My OB/GYN told me that if I was experiencing issues she would refer me to a sex therapist, which I thought was amazingly enlightened of her, and I might take her up on it because I’ve never seen one and as an abuse survivor, I think it’s probably a good idea for me to explore that. I think the abuse and the chronic pain have been twisted around inside my brain and I need professional help unraveling the knots.
It’s difficult to convey to someone who hasn’t experienced it the damage chronic pain inflicts. It’s an exhausting way to exist. Every day, every movement, every small motion is an uphill battle. The fatigue of fighting the pain is overwhelming, it’s like your entire personality is subsumed by suffering, all that’s left of you is the barest semblance of who you were before, every ounce of your self given over to agony. The isolation, the loneliness, the solitude of sickness is like a secret you can’t share with anyone except another sufferer, with whom you can only spare the briefest contact because they too are lost in their own world of affliction.
I didn’t expect surgery to be the magic bullet that solved all of my problems but I don’t think I expected to be left with this lingering dullness, this formless space where my life used to be. I’m so sick of feeling sorry for myself and angry at all the time I’ve lost. I am grateful that it was only the year and a half and not the average decade most women face before they even get a diagnosis. I feel like a malevolent force robbed me of my life and I don’t have the energy to chase them down and wrest it back from them. While the debilitating pain I endured every day is gone the effects of it are not and I have a lot of work ahead of me to rebuild my life.
For anyone facing endometriosis, please know you are not alone. Try not to let the usual dismissive “it’s just endometriosis” or “endometriosis is normal” or “endometriosis is common” comments dissuade you from getting treatment or help or support. Yes it is common. Not, it’s not “just” endometriosis. 5.5 million women in North America have endometriosis and it’s one of the top three causes of infertility in women. The pain associated with this disorder is real, debilitating and disabling. It can be a struggle to get a diagnosis and to find medical support and a treatment plan that helps. It can be exhausting to self-advocate in the face of indifference. You deserve a better life.

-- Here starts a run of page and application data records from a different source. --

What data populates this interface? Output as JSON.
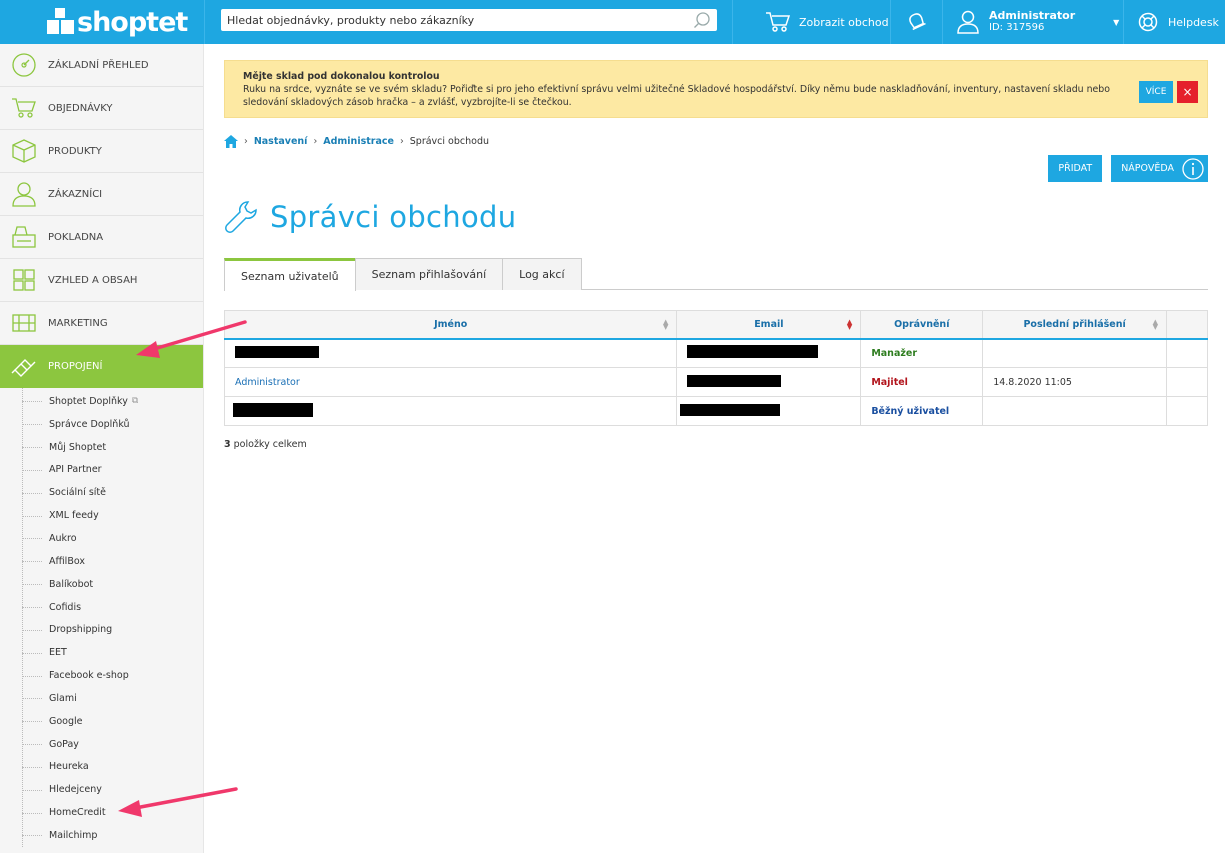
{
  "brand": {
    "logo_text": "shoptet",
    "primary_color": "#1ea7e1",
    "active_color": "#8cc63f"
  },
  "topbar": {
    "search_placeholder": "Hledat objednávky, produkty nebo zákazníky",
    "show_shop": "Zobrazit obchod",
    "user_name": "Administrator",
    "user_id": "ID: 317596",
    "helpdesk": "Helpdesk"
  },
  "sidebar": {
    "items": [
      {
        "label": "ZÁKLADNÍ PŘEHLED",
        "icon": "dashboard-icon"
      },
      {
        "label": "OBJEDNÁVKY",
        "icon": "cart-icon"
      },
      {
        "label": "PRODUKTY",
        "icon": "box-icon"
      },
      {
        "label": "ZÁKAZNÍCI",
        "icon": "user-icon"
      },
      {
        "label": "POKLADNA",
        "icon": "register-icon"
      },
      {
        "label": "VZHLED A OBSAH",
        "icon": "layout-icon"
      },
      {
        "label": "MARKETING",
        "icon": "marketing-icon"
      },
      {
        "label": "PROPOJENÍ",
        "icon": "connect-icon",
        "active": true
      }
    ],
    "subitems": [
      "Shoptet Doplňky",
      "Správce Doplňků",
      "Můj Shoptet",
      "API Partner",
      "Sociální sítě",
      "XML feedy",
      "Aukro",
      "AffilBox",
      "Balíkobot",
      "Cofidis",
      "Dropshipping",
      "EET",
      "Facebook e-shop",
      "Glami",
      "Google",
      "GoPay",
      "Heureka",
      "Hledejceny",
      "HomeCredit",
      "Mailchimp"
    ]
  },
  "alert": {
    "title": "Mějte sklad pod dokonalou kontrolou",
    "body": "Ruku na srdce, vyznáte se ve svém skladu? Pořiďte si pro jeho efektivní správu velmi užitečné Skladové hospodářství. Díky němu bude naskladňování, inventury, nastavení skladu nebo sledování skladových zásob hračka – a zvlášť, vyzbrojíte-li se čtečkou.",
    "more_label": "VÍCE",
    "close_label": "×"
  },
  "breadcrumb": {
    "level1": "Nastavení",
    "level2": "Administrace",
    "current": "Správci obchodu"
  },
  "actions": {
    "add": "PŘIDAT",
    "help": "NÁPOVĚDA"
  },
  "page": {
    "title": "Správci obchodu"
  },
  "tabs": [
    "Seznam uživatelů",
    "Seznam přihlašování",
    "Log akcí"
  ],
  "table": {
    "headers": [
      "Jméno",
      "Email",
      "Oprávnění",
      "Poslední přihlášení"
    ],
    "rows": [
      {
        "name": "",
        "email": "",
        "permission": "Manažer",
        "last_login": ""
      },
      {
        "name": "Administrator",
        "email": "",
        "permission": "Majitel",
        "last_login": "14.8.2020 11:05"
      },
      {
        "name": "",
        "email": "",
        "permission": "Běžný uživatel",
        "last_login": ""
      }
    ],
    "total_count": "3",
    "total_label": " položky celkem"
  }
}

A pain-free life. A full life. Don’t let the bastards grind you down.
*this piece of art came from the blog Spork Fight: Fighting Like a Girl, one woman’s courageous account of her journey with endometriosis.